    Stephen Dunn/Getty Images

    The No. 1 way to fix the NBA: Bring back the backboards that shatter.

    Sure, there may be some safety issues with the glass falling on some of the players and fans, and is there is the potential for someone to get hurt. But Ron Artest and Jermaine O'Neal ran into the stands and beat up a couple of fans for throwing popcorn and a soda on them, so who really cares?

    The penalty shot is now considered by many to be "the most exciting play in sports," but all of that would change if backboards were meant to be broken.

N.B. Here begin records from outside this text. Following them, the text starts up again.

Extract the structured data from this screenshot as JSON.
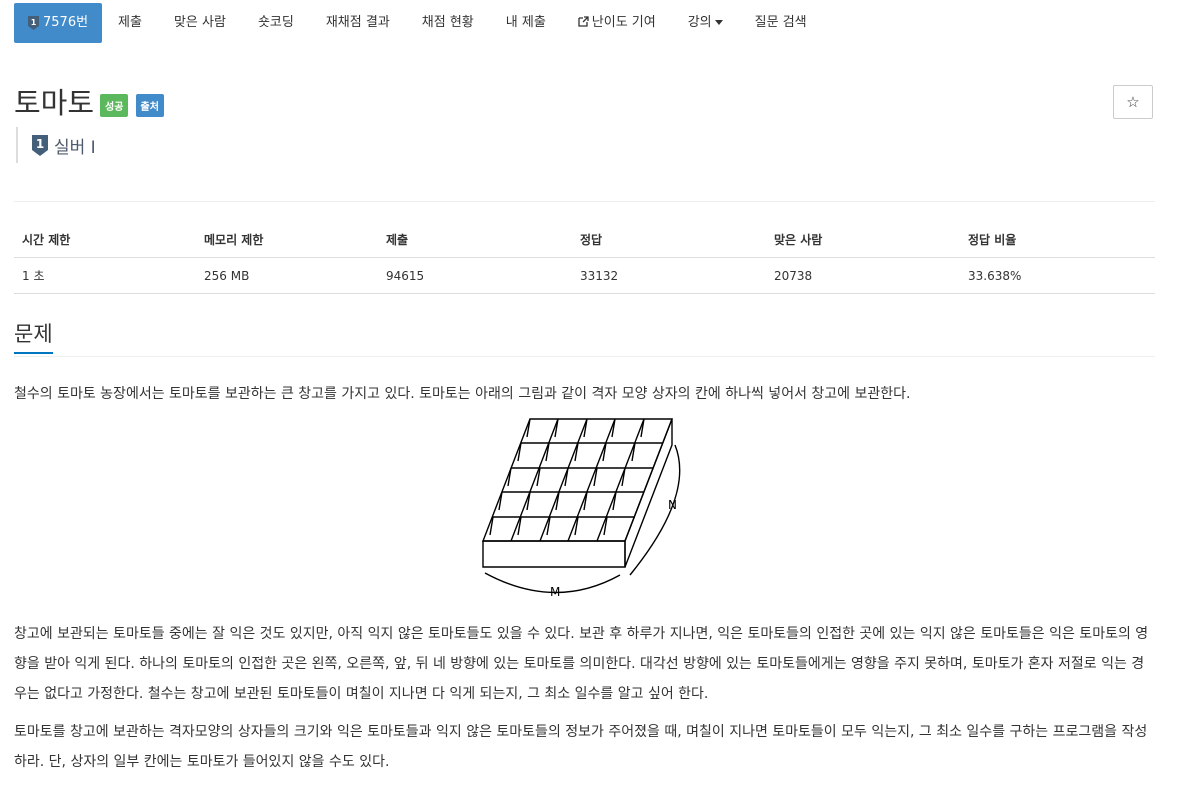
{
  "nav": {
    "problem_id": "7576번",
    "items": [
      "제출",
      "맞은 사람",
      "숏코딩",
      "재채점 결과",
      "채점 현황",
      "내 제출",
      "난이도 기여",
      "강의",
      "질문 검색"
    ]
  },
  "title": "토마토",
  "labels": {
    "success": "성공",
    "source": "출처"
  },
  "tier": {
    "text": "실버 I",
    "icon": "silver-1-icon"
  },
  "star": {
    "glyph": "☆"
  },
  "info_table": {
    "headers": [
      "시간 제한",
      "메모리 제한",
      "제출",
      "정답",
      "맞은 사람",
      "정답 비율"
    ],
    "values": [
      "1 초",
      "256 MB",
      "94615",
      "33132",
      "20738",
      "33.638%"
    ]
  },
  "section": {
    "title": "문제"
  },
  "figure": {
    "label_n": "N",
    "label_m": "M"
  },
  "paragraphs": [
    "철수의 토마토 농장에서는 토마토를 보관하는 큰 창고를 가지고 있다. 토마토는 아래의 그림과 같이 격자 모양 상자의 칸에 하나씩 넣어서 창고에 보관한다.",
    "창고에 보관되는 토마토들 중에는 잘 익은 것도 있지만, 아직 익지 않은 토마토들도 있을 수 있다. 보관 후 하루가 지나면, 익은 토마토들의 인접한 곳에 있는 익지 않은 토마토들은 익은 토마토의 영향을 받아 익게 된다. 하나의 토마토의 인접한 곳은 왼쪽, 오른쪽, 앞, 뒤 네 방향에 있는 토마토를 의미한다. 대각선 방향에 있는 토마토들에게는 영향을 주지 못하며, 토마토가 혼자 저절로 익는 경우는 없다고 가정한다. 철수는 창고에 보관된 토마토들이 며칠이 지나면 다 익게 되는지, 그 최소 일수를 알고 싶어 한다.",
    "토마토를 창고에 보관하는 격자모양의 상자들의 크기와 익은 토마토들과 익지 않은 토마토들의 정보가 주어졌을 때, 며칠이 지나면 토마토들이 모두 익는지, 그 최소 일수를 구하는 프로그램을 작성하라. 단, 상자의 일부 칸에는 토마토가 들어있지 않을 수도 있다."
  ],
  "colors": {
    "accent": "#428bca",
    "success": "#5cb85c",
    "section_underline": "#0076c0",
    "tier": "#4c5a6b"
  }
}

    Think about it: We stand up and hold our breath every time LeBron James or Blake Griffin have a clear path to the rim. Imagine how much more exciting it would be if there was the potential for the whole rim to come down with them!

    Fans would cheer for these moments just like they do for goalie-on-goalie fights in hockey.

    A whole new crowd of fans would show up to NBA games if they knew the backboard had the potential to be completely obliterated a couple of times a game. Maybe some of those Americans who show up for all of the U.S. National Team World Cup matches would have a reason to jump up and down singing at an NBA game.

    At least we wouldn't have to listen to a Lil' Wayne beat the entire game.